Is it just me? Or, does there seem to be an unprecedented number of energy related spills going on right now?
In November, in rural Alabama, a train derailed and exploded, releasing 2.7 million gallons of crude oil. In January, a massive chemical spill (a toxic chemical used to clean coal) into the Elk River in West Virginia has left residents still unable to use their water. February has seen spills left and right: a coal slurry spill on the Kanawha River in WV- basically the same area that is still suffering from the earlier chemical spill; a massive release of coal ash into the Dan River in Virginia; another train derailing up in Minnesota that has 12,000 gallons of spilled crude oil; a train derailed and spilling Canadian crude oil in Pennsylvania and just this week- so close to home- 5,000 gallons of fuel oil were spilled in Hominy Creek and have since made it into the French Broad River.
What is going on? At what point do we stop the madness? When we no longer have clean water to drink- it’s game over. Between the spills, the accidents, the fracking, the coal ash, the heavy metals- things are looking ominous.
What happens when solar spills? Oh- right, it’s called a nice day.
There are a number of ways in which we really need to step up and take action. First- we need to pay attention and hold the corporations behind these spills accountable. Next, we need to let our elected officials know that we are paying attention and we demand accountability. And- we need to take steps to reduce our dependence upon fossil fuels- through efficiency, reducing our carbon footprint and making the switch to clean, sustainable and renewable solar, wind and water power.
Some ways we can begin to address the spills include-
*Greenpeace has a petition, started by campaigner Ben Kroetz, to Duke Energy CEO Lynn Good, which says: I am writing to demand that Duke Energy clean up the coal ash in the Dan River and prevent future disasters from occurring at its other unlined coal ash dumps. This toxic waste must be removed and stored in dry, lined landfills to protect the safety of our drinking water, rivers, and lakes. You can sign this petition here: Sign Ben’s petition
*To support the citizens of WV- there are a number of groups on the ground and working on the spill issues. Check out West Virginia Citizen Action Group here: https://www.wvcag.org/action_alerts/ as well, Climate Ground Zero at https://climategroundzero.net/ and there are numerous campaigns at Earth Justice https://earthjustice.org/action that address all of these issues.
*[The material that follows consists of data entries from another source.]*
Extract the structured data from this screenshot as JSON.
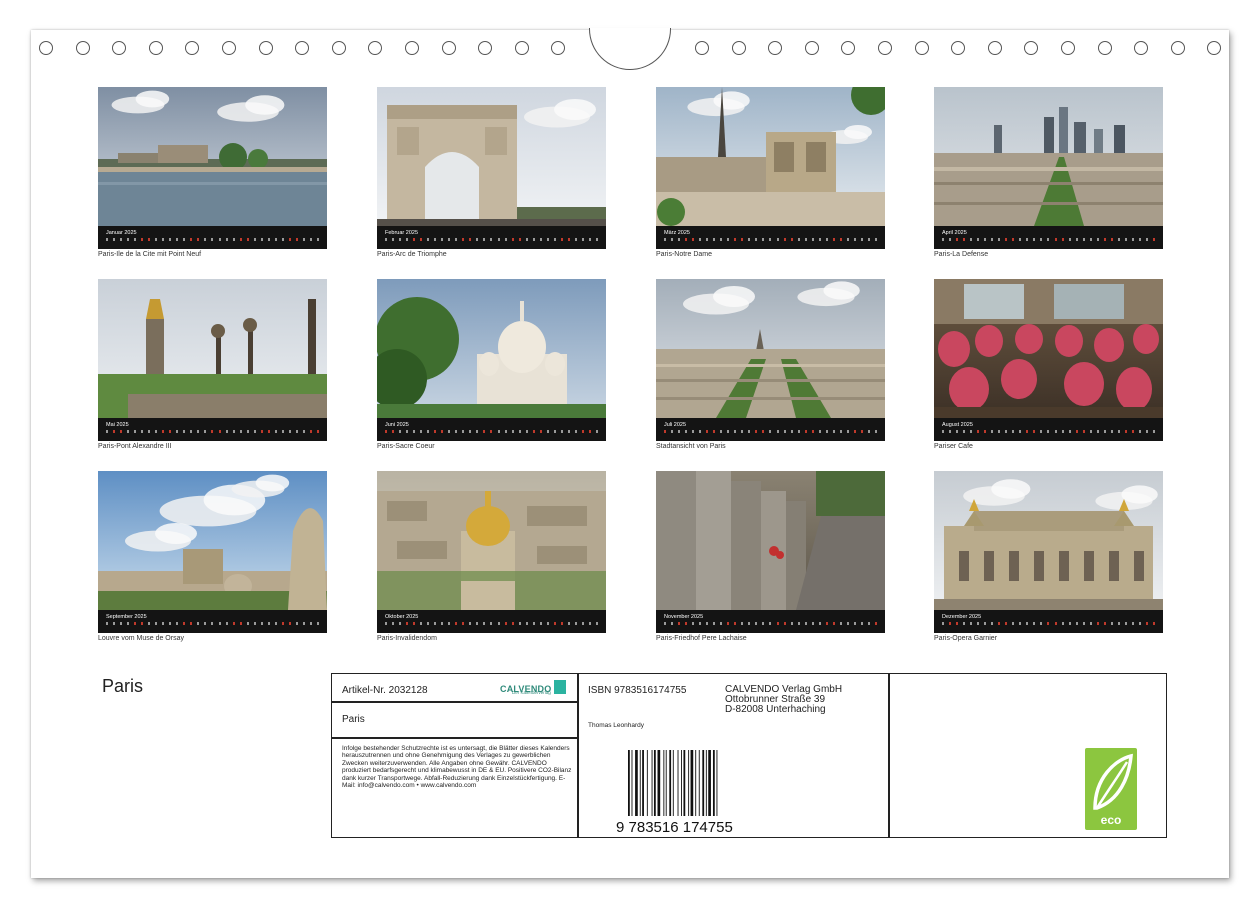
{
  "calendar_title": "Paris",
  "months": [
    {
      "month": "Januar 2025",
      "caption": "Paris-Ile de la Cite mit Point Neuf",
      "scene": "river-bridge"
    },
    {
      "month": "Februar 2025",
      "caption": "Paris-Arc de Triomphe",
      "scene": "arch"
    },
    {
      "month": "März 2025",
      "caption": "Paris-Notre Dame",
      "scene": "cathedral"
    },
    {
      "month": "April 2025",
      "caption": "Paris-La Defense",
      "scene": "skyline"
    },
    {
      "month": "Mai 2025",
      "caption": "Paris-Pont Alexandre III",
      "scene": "lamps"
    },
    {
      "month": "Juni 2025",
      "caption": "Paris-Sacre Coeur",
      "scene": "basilica"
    },
    {
      "month": "Juli 2025",
      "caption": "Stadtansicht von Paris",
      "scene": "cityview"
    },
    {
      "month": "August 2025",
      "caption": "Pariser Cafe",
      "scene": "cafe"
    },
    {
      "month": "September 2025",
      "caption": "Louvre vom Muse de Orsay",
      "scene": "louvre"
    },
    {
      "month": "Oktober 2025",
      "caption": "Paris-Invalidendom",
      "scene": "dome"
    },
    {
      "month": "November 2025",
      "caption": "Paris-Friedhof Pere Lachaise",
      "scene": "cemetery"
    },
    {
      "month": "Dezember 2025",
      "caption": "Paris-Opera Garnier",
      "scene": "opera"
    }
  ],
  "info": {
    "article": "Artikel-Nr. 2032128",
    "title": "Paris",
    "logo_word": "CALVENDO",
    "logo_sub": "Der Kalenderverlag",
    "legal_text": "Infolge bestehender Schutzrechte ist es untersagt, die Blätter dieses Kalenders herauszutrennen und ohne Genehmigung des Verlages zu gewerblichen Zwecken weiterzuverwenden. Alle Angaben ohne Gewähr. CALVENDO produziert bedarfsgerecht und klimabewusst in DE & EU. Positivere CO2-Bilanz dank kurzer Transportwege. Abfall-Reduzierung dank Einzelstückfertigung. E-Mail: info@calvendo.com • www.calvendo.com",
    "isbn": "ISBN 9783516174755",
    "publisher_line1": "CALVENDO Verlag GmbH",
    "publisher_line2": "Ottobrunner Straße 39",
    "publisher_line3": "D-82008 Unterhaching",
    "author": "Thomas Leonhardy",
    "barcode_digits": "9 783516 174755",
    "eco_label": "eco"
  },
  "colors": {
    "strip": "#141414",
    "weekend": "#c0392b",
    "eco": "#8cc63f",
    "calvendo": "#2e8a7a"
  }
}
*2013 was the worst year yet for rail car spills – this one is harder to address as effective work is almost always needed state by state. However- one big step with far reaching consequences is to take action against the Keystone XL pipeline. The Keystone XL is a proposed pipeline to carry tar sands oil from Alberta, Canada to the Gulf Coast refineries. It is estimated that 800,000 barrels of tar sands oil would be transported, refined, exported and burned each day. Tar sands oil has a massive carbon footprint- sometimes requiring more energy to produce than it creates. Numerous climate scientists have predicted “game over” for the climate if the pipeline is built and the tar sands are exploited.
On May 4, 2012, the Department of State received a new application from TransCanada Corp for the pipeline. The Department is considering this new application. On February 5, 2014, the Federal Register published a Notice that invited members of the public to comment on any factor they deem relevant in consideration of this pipeline. This 30 day public comment period will close on March 7, 2014. There are two ways to submit comments- you can submit to regulations.gov . Or comments may be mailed directly to:
U.S. Department of State
Bureau of Energy Resources, Room 4843
Attn: Keystone XL Public Comments
2201 C Street, NW
Washington, DC 20520
Please take a moment to raise your voice for our climate, our children, our future. And, don’t postpone this action as the deadline for comments is March 7th is fast approaching.
(photo credit to AP Photo/Gerry Broome)
this piece was shared from the Sundance Power Systems newsletter- to learn more about Sundance, visit www.sundancepower.com and was authored by Sierra Hollister, to read more of what Sierra writes, visit www.dragonflysamadhi.blogspot.com